[WHAT IS EXPECTED]:
The response must contain every line of the records that follow, duplicated exactly.

#### DATA FOR THIS EXERCISE

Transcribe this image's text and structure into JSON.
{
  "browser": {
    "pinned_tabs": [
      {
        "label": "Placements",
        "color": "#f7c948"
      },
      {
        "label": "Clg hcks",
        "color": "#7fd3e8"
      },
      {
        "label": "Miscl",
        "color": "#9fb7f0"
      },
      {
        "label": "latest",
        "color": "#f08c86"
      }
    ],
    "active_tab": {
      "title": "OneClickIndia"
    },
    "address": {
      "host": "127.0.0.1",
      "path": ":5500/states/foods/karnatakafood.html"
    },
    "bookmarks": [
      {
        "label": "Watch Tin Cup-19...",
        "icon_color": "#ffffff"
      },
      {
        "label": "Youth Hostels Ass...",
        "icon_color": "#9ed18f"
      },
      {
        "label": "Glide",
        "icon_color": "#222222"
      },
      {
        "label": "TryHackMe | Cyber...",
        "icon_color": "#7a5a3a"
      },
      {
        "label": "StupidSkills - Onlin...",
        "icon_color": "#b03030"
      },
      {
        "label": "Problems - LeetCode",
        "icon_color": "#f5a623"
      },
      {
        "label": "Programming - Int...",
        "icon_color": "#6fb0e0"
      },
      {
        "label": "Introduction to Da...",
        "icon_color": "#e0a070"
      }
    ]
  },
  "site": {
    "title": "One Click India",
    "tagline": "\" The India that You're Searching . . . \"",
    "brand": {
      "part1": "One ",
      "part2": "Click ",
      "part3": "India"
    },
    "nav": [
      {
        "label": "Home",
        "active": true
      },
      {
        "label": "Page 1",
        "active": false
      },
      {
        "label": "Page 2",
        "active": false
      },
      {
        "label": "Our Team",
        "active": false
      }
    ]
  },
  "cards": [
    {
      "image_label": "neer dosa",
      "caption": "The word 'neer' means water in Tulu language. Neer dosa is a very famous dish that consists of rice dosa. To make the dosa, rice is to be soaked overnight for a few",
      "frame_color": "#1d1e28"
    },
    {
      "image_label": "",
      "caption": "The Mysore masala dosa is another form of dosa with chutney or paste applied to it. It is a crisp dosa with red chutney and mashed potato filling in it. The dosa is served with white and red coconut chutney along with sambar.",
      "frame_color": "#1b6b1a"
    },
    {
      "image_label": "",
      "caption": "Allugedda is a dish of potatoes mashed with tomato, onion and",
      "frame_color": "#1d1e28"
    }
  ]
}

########

[EXERCISE ANSWER]:
Transcribe this image's text and structure into JSON.
{
  "browser": {
    "pinned_tabs": [
      {
        "label": "Placements",
        "color": "#f7c948"
      },
      {
        "label": "Clg hcks",
        "color": "#7fd3e8"
      },
      {
        "label": "Miscl",
        "color": "#9fb7f0"
      },
      {
        "label": "latest",
        "color": "#f08c86"
      }
    ],
    "active_tab": {
      "title": "OneClickIndia"
    },
    "address": {
      "host": "127.0.0.1",
      "path": ":5500/states/foods/karnatakafood.html"
    },
    "bookmarks": [
      {
        "label": "Watch Tin Cup-19...",
        "icon_color": "#ffffff"
      },
      {
        "label": "Youth Hostels Ass...",
        "icon_color": "#9ed18f"
      },
      {
        "label": "Glide",
        "icon_color": "#222222"
      },
      {
        "label": "TryHackMe | Cyber...",
        "icon_color": "#7a5a3a"
      },
      {
        "label": "StupidSkills - Onlin...",
        "icon_color": "#b03030"
      },
      {
        "label": "Problems - LeetCode",
        "icon_color": "#f5a623"
      },
      {
        "label": "Programming - Int...",
        "icon_color": "#6fb0e0"
      },
      {
        "label": "Introduction to Da...",
        "icon_color": "#e0a070"
      }
    ]
  },
  "site": {
    "title": "One Click India",
    "tagline": "\" The India that You're Searching . . . \"",
    "brand": {
      "part1": "One ",
      "part2": "Click ",
      "part3": "India"
    },
    "nav": [
      {
        "label": "Home",
        "active": true
      },
      {
        "label": "Page 1",
        "active": false
      },
      {
        "label": "Page 2",
        "active": false
      },
      {
        "label": "Our Team",
        "active": false
      }
    ]
  },
  "cards": [
    {
      "image_label": "neer dosa",
      "caption": "The word 'neer' means water in Tulu language. Neer dosa is a very famous dish that consists of rice dosa. To make the dosa, rice is to be soaked overnight for a few",
      "frame_color": "#1d1e28"
    },
    {
      "image_label": "",
      "caption": "The Mysore masala dosa is another form of dosa with chutney or paste applied to it. It is a crisp dosa with red chutney and mashed potato filling in it. The dosa is served with white and red coconut chutney along with sambar.",
      "frame_color": "#1b6b1a"
    },
    {
      "image_label": "",
      "caption": "Allugedda is a dish of potatoes mashed with tomato, onion and",
      "frame_color": "#1d1e28"
    }
  ]
}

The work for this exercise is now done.